Problem statement
Omit every picture while you reproduce the entries that follow word for word.

Data to process
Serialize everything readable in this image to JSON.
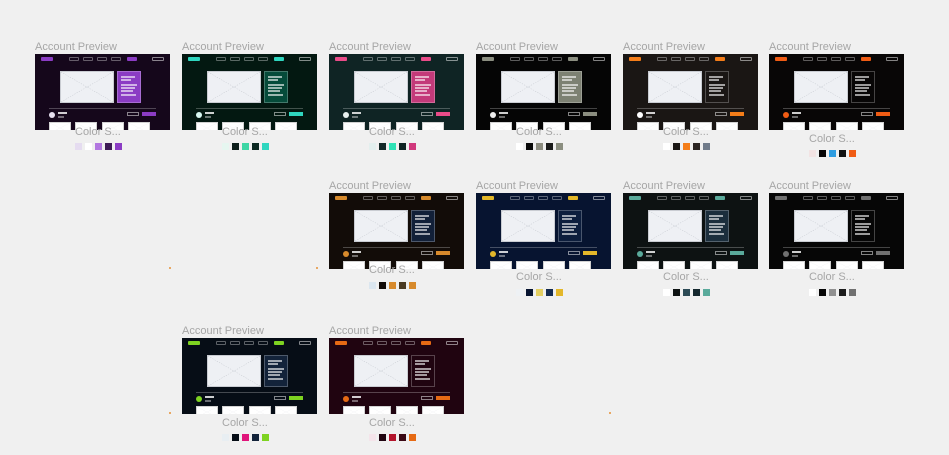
{
  "label": "Account Preview",
  "color_label": "Color S...",
  "cards": [
    {
      "bg": "#15071b",
      "accent": "#8b3cc4",
      "side": "#8b3cc4",
      "avatar": "#e6e0ef",
      "swatches": [
        "#e5dcf0",
        "#ffffff",
        "#b277e0",
        "#3d1a55",
        "#8b3cc4"
      ]
    },
    {
      "bg": "#031811",
      "accent": "#2fd6bf",
      "side": "#054b3a",
      "avatar": "#d8f7f1",
      "swatches": [
        "#e6f6f0",
        "#0d1f1b",
        "#3ed6a5",
        "#0b2a22",
        "#2fd6bf"
      ]
    },
    {
      "bg": "#0f2424",
      "accent": "#ea4c89",
      "side": "#c33a7a",
      "avatar": "#e8f0ef",
      "swatches": [
        "#e3efee",
        "#132827",
        "#2fe2b6",
        "#0f2424",
        "#d0387c"
      ]
    },
    {
      "bg": "#050505",
      "accent": "#8b8e80",
      "side": "#7d8173",
      "avatar": "#ededed",
      "swatches": [
        "#ffffff",
        "#0a0a0a",
        "#8c8c80",
        "#1a1a1a",
        "#8b8e80"
      ]
    },
    {
      "bg": "#1a1614",
      "accent": "#f47d19",
      "side": "#1a1614",
      "avatar": "#ffffff",
      "swatches": [
        "#ffffff",
        "#1a1614",
        "#f47d19",
        "#2b2522",
        "#707b8a"
      ]
    },
    {
      "bg": "#080606",
      "accent": "#f05c14",
      "side": "#080606",
      "avatar": "#f05c14",
      "swatches": [
        "#f2e3e3",
        "#080606",
        "#2e9ce0",
        "#121212",
        "#f05c14"
      ]
    },
    {
      "bg": "#120c08",
      "accent": "#d78a2c",
      "side": "#122038",
      "avatar": "#d78a2c",
      "swatches": [
        "#dbe6ef",
        "#120c08",
        "#d78a2c",
        "#4a3a22",
        "#d78a2c"
      ]
    },
    {
      "bg": "#071430",
      "accent": "#e3b72a",
      "side": "#0d1e3d",
      "avatar": "#e3b72a",
      "swatches": [
        "#eef1f4",
        "#071430",
        "#e3cf62",
        "#132a4f",
        "#e3b72a"
      ]
    },
    {
      "bg": "#0d1212",
      "accent": "#5aaa9b",
      "side": "#1b2e3c",
      "avatar": "#5aaa9b",
      "swatches": [
        "#ffffff",
        "#0d1212",
        "#2c4a55",
        "#15282e",
        "#5aaa9b"
      ]
    },
    {
      "bg": "#060606",
      "accent": "#707070",
      "side": "#060606",
      "avatar": "#707070",
      "swatches": [
        "#ffffff",
        "#060606",
        "#909090",
        "#1c1c1c",
        "#707070"
      ]
    },
    {
      "bg": "#060d16",
      "accent": "#7ed321",
      "side": "#13233a",
      "avatar": "#7ed321",
      "swatches": [
        "#e8eef2",
        "#060d16",
        "#e0147a",
        "#13233a",
        "#7ed321"
      ]
    },
    {
      "bg": "#200410",
      "accent": "#e66a14",
      "side": "#200410",
      "avatar": "#e66a14",
      "swatches": [
        "#f4e4ea",
        "#200410",
        "#b3152c",
        "#3a0814",
        "#e66a14"
      ]
    }
  ]
}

Response area
Serialize everything readable in this image to JSON.
{
  "label": "Account Preview",
  "color_label": "Color S...",
  "cards": [
    {
      "bg": "#15071b",
      "accent": "#8b3cc4",
      "side": "#8b3cc4",
      "avatar": "#e6e0ef",
      "swatches": [
        "#e5dcf0",
        "#ffffff",
        "#b277e0",
        "#3d1a55",
        "#8b3cc4"
      ]
    },
    {
      "bg": "#031811",
      "accent": "#2fd6bf",
      "side": "#054b3a",
      "avatar": "#d8f7f1",
      "swatches": [
        "#e6f6f0",
        "#0d1f1b",
        "#3ed6a5",
        "#0b2a22",
        "#2fd6bf"
      ]
    },
    {
      "bg": "#0f2424",
      "accent": "#ea4c89",
      "side": "#c33a7a",
      "avatar": "#e8f0ef",
      "swatches": [
        "#e3efee",
        "#132827",
        "#2fe2b6",
        "#0f2424",
        "#d0387c"
      ]
    },
    {
      "bg": "#050505",
      "accent": "#8b8e80",
      "side": "#7d8173",
      "avatar": "#ededed",
      "swatches": [
        "#ffffff",
        "#0a0a0a",
        "#8c8c80",
        "#1a1a1a",
        "#8b8e80"
      ]
    },
    {
      "bg": "#1a1614",
      "accent": "#f47d19",
      "side": "#1a1614",
      "avatar": "#ffffff",
      "swatches": [
        "#ffffff",
        "#1a1614",
        "#f47d19",
        "#2b2522",
        "#707b8a"
      ]
    },
    {
      "bg": "#080606",
      "accent": "#f05c14",
      "side": "#080606",
      "avatar": "#f05c14",
      "swatches": [
        "#f2e3e3",
        "#080606",
        "#2e9ce0",
        "#121212",
        "#f05c14"
      ]
    },
    {
      "bg": "#120c08",
      "accent": "#d78a2c",
      "side": "#122038",
      "avatar": "#d78a2c",
      "swatches": [
        "#dbe6ef",
        "#120c08",
        "#d78a2c",
        "#4a3a22",
        "#d78a2c"
      ]
    },
    {
      "bg": "#071430",
      "accent": "#e3b72a",
      "side": "#0d1e3d",
      "avatar": "#e3b72a",
      "swatches": [
        "#eef1f4",
        "#071430",
        "#e3cf62",
        "#132a4f",
        "#e3b72a"
      ]
    },
    {
      "bg": "#0d1212",
      "accent": "#5aaa9b",
      "side": "#1b2e3c",
      "avatar": "#5aaa9b",
      "swatches": [
        "#ffffff",
        "#0d1212",
        "#2c4a55",
        "#15282e",
        "#5aaa9b"
      ]
    },
    {
      "bg": "#060606",
      "accent": "#707070",
      "side": "#060606",
      "avatar": "#707070",
      "swatches": [
        "#ffffff",
        "#060606",
        "#909090",
        "#1c1c1c",
        "#707070"
      ]
    },
    {
      "bg": "#060d16",
      "accent": "#7ed321",
      "side": "#13233a",
      "avatar": "#7ed321",
      "swatches": [
        "#e8eef2",
        "#060d16",
        "#e0147a",
        "#13233a",
        "#7ed321"
      ]
    },
    {
      "bg": "#200410",
      "accent": "#e66a14",
      "side": "#200410",
      "avatar": "#e66a14",
      "swatches": [
        "#f4e4ea",
        "#200410",
        "#b3152c",
        "#3a0814",
        "#e66a14"
      ]
    }
  ]
}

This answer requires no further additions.